[WORK REQUIRED]
Repeat the listing that comes next, leaving nothing out and changing nothing.

[SUPPLIED INFORMATION — start]

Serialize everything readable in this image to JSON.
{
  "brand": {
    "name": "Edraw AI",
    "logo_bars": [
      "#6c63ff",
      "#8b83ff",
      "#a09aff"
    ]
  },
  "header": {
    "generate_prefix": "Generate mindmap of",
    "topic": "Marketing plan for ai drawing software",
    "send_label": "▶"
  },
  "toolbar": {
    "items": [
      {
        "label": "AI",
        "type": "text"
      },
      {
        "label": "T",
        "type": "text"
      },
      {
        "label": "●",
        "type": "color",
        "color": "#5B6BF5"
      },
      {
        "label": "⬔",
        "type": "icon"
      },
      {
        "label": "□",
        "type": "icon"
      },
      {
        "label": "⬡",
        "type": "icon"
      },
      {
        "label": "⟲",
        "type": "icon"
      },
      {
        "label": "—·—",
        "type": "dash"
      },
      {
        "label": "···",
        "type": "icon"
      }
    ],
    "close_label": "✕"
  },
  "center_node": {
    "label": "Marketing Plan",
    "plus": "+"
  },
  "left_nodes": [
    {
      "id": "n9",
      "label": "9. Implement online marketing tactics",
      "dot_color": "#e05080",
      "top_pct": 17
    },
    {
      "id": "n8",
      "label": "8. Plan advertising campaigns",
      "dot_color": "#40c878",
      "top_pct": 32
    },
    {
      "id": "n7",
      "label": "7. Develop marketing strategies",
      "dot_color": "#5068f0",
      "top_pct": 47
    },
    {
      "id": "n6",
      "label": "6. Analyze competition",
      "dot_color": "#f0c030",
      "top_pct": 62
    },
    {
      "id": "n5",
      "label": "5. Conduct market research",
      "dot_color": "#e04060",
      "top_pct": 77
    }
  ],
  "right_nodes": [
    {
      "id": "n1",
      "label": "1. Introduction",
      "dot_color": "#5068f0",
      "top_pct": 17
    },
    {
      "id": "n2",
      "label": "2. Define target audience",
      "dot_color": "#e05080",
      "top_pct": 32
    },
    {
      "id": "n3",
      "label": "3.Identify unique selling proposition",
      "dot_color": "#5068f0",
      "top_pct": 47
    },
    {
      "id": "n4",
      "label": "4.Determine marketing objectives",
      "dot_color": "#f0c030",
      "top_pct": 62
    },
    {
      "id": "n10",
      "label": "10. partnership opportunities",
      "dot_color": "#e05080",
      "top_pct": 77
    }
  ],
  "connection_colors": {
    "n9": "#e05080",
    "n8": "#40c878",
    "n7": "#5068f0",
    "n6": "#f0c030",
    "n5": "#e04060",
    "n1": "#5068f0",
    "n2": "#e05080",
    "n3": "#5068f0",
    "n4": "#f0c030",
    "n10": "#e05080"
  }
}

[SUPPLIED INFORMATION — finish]

[ANSWER SECTION]
Serialize everything readable in this image to JSON.
{
  "brand": {
    "name": "Edraw AI",
    "logo_bars": [
      "#6c63ff",
      "#8b83ff",
      "#a09aff"
    ]
  },
  "header": {
    "generate_prefix": "Generate mindmap of",
    "topic": "Marketing plan for ai drawing software",
    "send_label": "▶"
  },
  "toolbar": {
    "items": [
      {
        "label": "AI",
        "type": "text"
      },
      {
        "label": "T",
        "type": "text"
      },
      {
        "label": "●",
        "type": "color",
        "color": "#5B6BF5"
      },
      {
        "label": "⬔",
        "type": "icon"
      },
      {
        "label": "□",
        "type": "icon"
      },
      {
        "label": "⬡",
        "type": "icon"
      },
      {
        "label": "⟲",
        "type": "icon"
      },
      {
        "label": "—·—",
        "type": "dash"
      },
      {
        "label": "···",
        "type": "icon"
      }
    ],
    "close_label": "✕"
  },
  "center_node": {
    "label": "Marketing Plan",
    "plus": "+"
  },
  "left_nodes": [
    {
      "id": "n9",
      "label": "9. Implement online marketing tactics",
      "dot_color": "#e05080",
      "top_pct": 17
    },
    {
      "id": "n8",
      "label": "8. Plan advertising campaigns",
      "dot_color": "#40c878",
      "top_pct": 32
    },
    {
      "id": "n7",
      "label": "7. Develop marketing strategies",
      "dot_color": "#5068f0",
      "top_pct": 47
    },
    {
      "id": "n6",
      "label": "6. Analyze competition",
      "dot_color": "#f0c030",
      "top_pct": 62
    },
    {
      "id": "n5",
      "label": "5. Conduct market research",
      "dot_color": "#e04060",
      "top_pct": 77
    }
  ],
  "right_nodes": [
    {
      "id": "n1",
      "label": "1. Introduction",
      "dot_color": "#5068f0",
      "top_pct": 17
    },
    {
      "id": "n2",
      "label": "2. Define target audience",
      "dot_color": "#e05080",
      "top_pct": 32
    },
    {
      "id": "n3",
      "label": "3.Identify unique selling proposition",
      "dot_color": "#5068f0",
      "top_pct": 47
    },
    {
      "id": "n4",
      "label": "4.Determine marketing objectives",
      "dot_color": "#f0c030",
      "top_pct": 62
    },
    {
      "id": "n10",
      "label": "10. partnership opportunities",
      "dot_color": "#e05080",
      "top_pct": 77
    }
  ],
  "connection_colors": {
    "n9": "#e05080",
    "n8": "#40c878",
    "n7": "#5068f0",
    "n6": "#f0c030",
    "n5": "#e04060",
    "n1": "#5068f0",
    "n2": "#e05080",
    "n3": "#5068f0",
    "n4": "#f0c030",
    "n10": "#e05080"
  }
}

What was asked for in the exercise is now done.